- Opening Delimiter -

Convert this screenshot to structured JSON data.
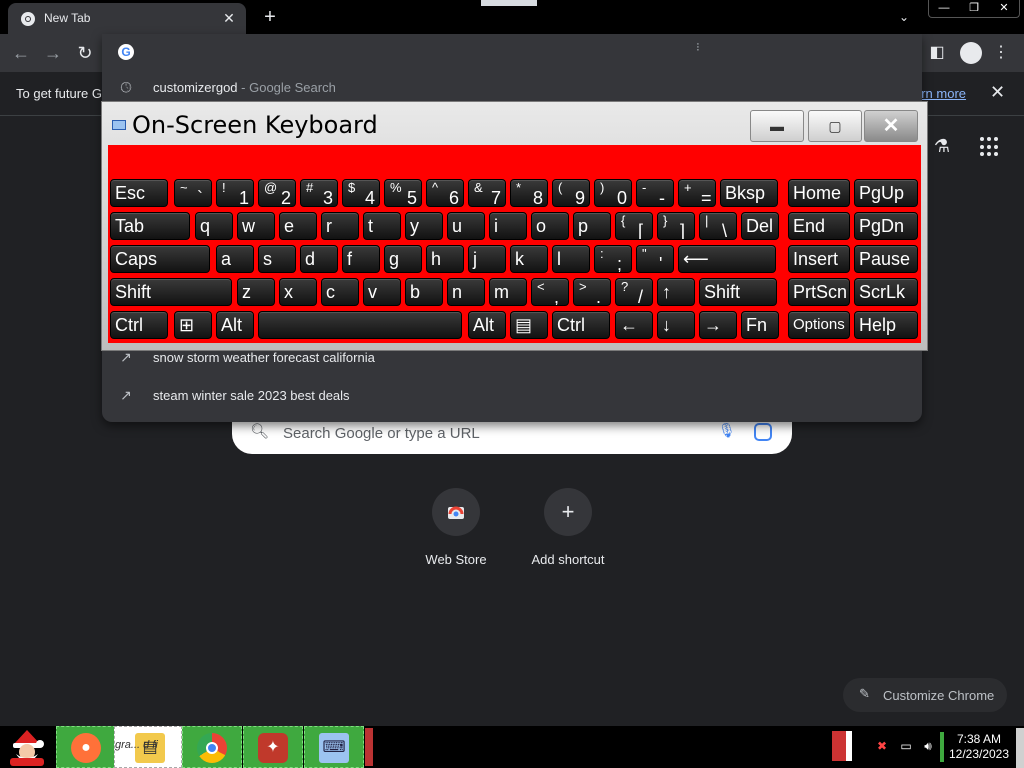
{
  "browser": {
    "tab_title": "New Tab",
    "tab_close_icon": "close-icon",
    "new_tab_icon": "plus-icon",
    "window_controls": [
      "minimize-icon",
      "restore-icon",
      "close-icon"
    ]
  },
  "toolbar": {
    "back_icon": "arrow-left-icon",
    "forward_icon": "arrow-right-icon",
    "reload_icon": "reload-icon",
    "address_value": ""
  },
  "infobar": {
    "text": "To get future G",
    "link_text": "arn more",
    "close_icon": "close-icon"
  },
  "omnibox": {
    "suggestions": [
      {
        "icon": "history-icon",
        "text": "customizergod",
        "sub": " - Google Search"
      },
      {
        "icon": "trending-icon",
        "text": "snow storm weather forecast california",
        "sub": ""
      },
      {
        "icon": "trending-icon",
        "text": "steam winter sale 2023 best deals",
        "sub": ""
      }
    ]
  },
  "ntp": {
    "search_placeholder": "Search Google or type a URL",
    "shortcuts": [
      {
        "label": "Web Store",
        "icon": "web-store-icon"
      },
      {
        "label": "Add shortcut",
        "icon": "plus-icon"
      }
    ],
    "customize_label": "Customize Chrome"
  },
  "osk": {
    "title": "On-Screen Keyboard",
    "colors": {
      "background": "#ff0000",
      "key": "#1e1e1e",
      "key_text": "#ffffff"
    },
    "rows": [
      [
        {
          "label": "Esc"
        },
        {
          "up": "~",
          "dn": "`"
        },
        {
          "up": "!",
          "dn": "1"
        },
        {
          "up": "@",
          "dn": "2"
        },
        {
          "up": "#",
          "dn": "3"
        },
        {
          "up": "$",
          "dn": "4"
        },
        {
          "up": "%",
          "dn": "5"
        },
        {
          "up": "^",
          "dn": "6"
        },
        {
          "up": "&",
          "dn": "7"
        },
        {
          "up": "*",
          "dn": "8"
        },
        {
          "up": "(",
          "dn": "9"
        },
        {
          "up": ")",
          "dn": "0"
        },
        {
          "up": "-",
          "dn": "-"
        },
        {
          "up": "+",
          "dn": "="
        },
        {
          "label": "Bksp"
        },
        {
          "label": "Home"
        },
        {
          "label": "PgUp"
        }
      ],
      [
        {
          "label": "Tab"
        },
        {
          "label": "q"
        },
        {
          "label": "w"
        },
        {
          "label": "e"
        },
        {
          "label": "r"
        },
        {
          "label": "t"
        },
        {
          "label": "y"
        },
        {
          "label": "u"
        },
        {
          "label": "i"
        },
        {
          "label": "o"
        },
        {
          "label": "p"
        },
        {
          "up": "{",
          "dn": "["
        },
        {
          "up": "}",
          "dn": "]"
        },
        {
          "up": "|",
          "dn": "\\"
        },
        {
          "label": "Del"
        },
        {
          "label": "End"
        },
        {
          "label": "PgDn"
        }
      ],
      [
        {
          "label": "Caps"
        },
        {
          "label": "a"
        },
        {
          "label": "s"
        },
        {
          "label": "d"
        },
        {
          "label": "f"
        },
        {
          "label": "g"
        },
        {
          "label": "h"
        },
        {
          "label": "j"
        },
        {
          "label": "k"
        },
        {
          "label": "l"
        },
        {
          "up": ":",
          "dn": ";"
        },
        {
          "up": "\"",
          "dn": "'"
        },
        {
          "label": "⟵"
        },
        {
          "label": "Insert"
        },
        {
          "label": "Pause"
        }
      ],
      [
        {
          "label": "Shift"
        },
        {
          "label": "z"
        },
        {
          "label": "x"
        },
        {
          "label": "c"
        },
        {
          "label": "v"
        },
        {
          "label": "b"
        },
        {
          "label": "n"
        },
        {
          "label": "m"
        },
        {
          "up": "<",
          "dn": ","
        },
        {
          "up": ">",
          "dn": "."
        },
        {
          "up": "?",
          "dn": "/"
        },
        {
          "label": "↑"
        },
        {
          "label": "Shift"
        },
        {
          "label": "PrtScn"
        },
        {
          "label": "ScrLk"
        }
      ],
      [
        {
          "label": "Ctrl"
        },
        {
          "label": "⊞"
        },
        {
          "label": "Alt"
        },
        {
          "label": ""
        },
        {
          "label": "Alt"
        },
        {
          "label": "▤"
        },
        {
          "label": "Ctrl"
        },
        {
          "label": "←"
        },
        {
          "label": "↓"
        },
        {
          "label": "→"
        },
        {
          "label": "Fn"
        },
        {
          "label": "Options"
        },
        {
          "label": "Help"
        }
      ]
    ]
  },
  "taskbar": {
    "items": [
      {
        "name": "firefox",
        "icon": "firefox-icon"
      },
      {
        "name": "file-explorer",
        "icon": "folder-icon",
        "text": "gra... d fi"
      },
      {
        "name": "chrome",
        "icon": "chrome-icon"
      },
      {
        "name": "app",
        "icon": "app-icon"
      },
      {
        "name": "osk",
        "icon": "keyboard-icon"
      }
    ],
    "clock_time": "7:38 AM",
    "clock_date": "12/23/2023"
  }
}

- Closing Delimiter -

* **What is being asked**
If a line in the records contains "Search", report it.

* **Finished exercise**
        "sub": " - Google Search"
    "search_placeholder": "Search Google or type a URL",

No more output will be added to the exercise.